[Try it]: Scan the lines below for the word "screenshot". Copy each line you find it in.

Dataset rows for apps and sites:
◆ ◆ ◆ ◆ ◆ ◆ ◆
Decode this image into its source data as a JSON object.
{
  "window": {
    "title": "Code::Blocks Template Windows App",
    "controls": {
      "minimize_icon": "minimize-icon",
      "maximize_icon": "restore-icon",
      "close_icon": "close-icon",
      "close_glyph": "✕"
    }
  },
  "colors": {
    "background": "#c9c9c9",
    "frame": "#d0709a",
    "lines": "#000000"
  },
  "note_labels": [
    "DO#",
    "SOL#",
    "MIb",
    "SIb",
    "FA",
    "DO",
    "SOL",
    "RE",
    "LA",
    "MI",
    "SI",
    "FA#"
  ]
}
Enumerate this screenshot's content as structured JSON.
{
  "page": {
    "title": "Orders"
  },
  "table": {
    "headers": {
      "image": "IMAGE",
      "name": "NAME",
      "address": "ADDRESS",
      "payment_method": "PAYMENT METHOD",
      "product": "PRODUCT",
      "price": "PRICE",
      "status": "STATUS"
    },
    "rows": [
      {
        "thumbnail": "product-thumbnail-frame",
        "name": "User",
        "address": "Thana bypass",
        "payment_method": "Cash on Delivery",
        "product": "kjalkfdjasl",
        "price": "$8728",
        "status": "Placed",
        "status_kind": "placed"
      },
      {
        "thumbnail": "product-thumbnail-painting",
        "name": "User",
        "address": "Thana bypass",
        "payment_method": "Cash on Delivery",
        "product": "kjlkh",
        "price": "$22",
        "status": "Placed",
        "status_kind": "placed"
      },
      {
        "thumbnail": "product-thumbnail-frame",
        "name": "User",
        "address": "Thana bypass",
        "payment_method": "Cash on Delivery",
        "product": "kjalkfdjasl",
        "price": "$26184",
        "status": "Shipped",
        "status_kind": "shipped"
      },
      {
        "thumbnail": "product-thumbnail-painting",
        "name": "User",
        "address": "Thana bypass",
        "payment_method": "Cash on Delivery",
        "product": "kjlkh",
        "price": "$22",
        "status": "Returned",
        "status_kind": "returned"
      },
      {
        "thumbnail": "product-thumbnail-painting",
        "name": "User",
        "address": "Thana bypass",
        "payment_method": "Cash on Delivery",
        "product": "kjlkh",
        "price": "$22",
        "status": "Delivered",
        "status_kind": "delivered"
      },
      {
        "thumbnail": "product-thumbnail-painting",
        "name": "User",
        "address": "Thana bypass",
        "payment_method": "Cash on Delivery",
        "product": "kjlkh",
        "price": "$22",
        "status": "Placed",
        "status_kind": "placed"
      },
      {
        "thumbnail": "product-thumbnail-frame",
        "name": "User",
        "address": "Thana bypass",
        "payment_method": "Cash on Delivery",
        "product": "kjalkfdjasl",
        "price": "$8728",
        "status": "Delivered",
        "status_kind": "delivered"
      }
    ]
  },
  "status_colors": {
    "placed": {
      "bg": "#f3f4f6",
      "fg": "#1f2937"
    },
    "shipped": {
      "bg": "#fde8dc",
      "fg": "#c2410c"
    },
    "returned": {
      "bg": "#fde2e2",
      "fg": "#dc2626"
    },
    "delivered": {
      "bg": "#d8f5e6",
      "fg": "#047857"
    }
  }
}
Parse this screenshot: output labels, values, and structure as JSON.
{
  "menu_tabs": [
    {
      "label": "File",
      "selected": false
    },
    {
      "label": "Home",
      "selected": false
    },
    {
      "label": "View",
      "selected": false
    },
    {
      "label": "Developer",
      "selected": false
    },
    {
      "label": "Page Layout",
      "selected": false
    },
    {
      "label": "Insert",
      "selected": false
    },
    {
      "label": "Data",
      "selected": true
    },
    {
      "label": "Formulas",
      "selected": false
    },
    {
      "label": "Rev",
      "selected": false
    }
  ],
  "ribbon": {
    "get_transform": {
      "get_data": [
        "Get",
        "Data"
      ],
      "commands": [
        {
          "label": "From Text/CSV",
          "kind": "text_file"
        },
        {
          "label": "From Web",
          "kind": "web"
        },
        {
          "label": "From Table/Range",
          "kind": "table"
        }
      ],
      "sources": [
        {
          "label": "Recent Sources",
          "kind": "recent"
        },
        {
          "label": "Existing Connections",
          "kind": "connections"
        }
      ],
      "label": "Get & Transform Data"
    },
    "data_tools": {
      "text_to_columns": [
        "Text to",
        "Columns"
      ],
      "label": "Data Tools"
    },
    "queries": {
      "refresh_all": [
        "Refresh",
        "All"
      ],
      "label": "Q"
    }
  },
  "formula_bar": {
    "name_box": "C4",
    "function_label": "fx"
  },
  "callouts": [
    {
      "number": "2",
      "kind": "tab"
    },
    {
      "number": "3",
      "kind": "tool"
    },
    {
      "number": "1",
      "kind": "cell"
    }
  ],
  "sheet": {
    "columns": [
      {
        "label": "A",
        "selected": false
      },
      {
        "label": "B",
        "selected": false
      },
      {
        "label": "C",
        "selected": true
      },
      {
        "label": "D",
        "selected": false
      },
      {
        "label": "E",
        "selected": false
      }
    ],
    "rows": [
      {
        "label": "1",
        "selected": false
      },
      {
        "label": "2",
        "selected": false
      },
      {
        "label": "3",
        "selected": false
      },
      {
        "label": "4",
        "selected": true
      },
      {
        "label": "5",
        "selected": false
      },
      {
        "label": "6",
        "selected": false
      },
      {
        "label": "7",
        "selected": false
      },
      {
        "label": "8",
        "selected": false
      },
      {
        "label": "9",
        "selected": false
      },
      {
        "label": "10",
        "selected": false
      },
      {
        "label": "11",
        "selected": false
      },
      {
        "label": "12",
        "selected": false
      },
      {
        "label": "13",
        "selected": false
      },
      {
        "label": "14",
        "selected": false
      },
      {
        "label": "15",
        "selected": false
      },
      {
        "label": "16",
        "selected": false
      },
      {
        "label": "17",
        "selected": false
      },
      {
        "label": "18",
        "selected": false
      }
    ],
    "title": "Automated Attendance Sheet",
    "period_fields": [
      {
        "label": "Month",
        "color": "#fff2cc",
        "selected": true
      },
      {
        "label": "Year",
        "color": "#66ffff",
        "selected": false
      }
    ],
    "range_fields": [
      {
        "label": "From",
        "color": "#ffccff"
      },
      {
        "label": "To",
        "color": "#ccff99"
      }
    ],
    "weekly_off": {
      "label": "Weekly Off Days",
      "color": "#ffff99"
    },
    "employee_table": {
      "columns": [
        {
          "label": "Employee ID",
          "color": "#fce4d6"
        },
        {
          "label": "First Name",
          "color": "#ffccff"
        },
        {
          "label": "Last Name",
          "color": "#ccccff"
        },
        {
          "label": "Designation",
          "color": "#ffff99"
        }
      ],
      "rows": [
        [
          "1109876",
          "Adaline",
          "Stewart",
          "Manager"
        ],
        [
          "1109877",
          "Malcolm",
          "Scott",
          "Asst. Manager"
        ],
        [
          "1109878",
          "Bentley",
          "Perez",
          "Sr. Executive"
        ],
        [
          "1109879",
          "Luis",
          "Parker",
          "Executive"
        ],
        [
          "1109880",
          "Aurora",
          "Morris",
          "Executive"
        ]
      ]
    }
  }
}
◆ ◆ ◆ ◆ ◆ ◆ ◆
[Output]:
Enumerate this screenshot's content as structured JSON.
Parse this screenshot: output labels, values, and structure as JSON.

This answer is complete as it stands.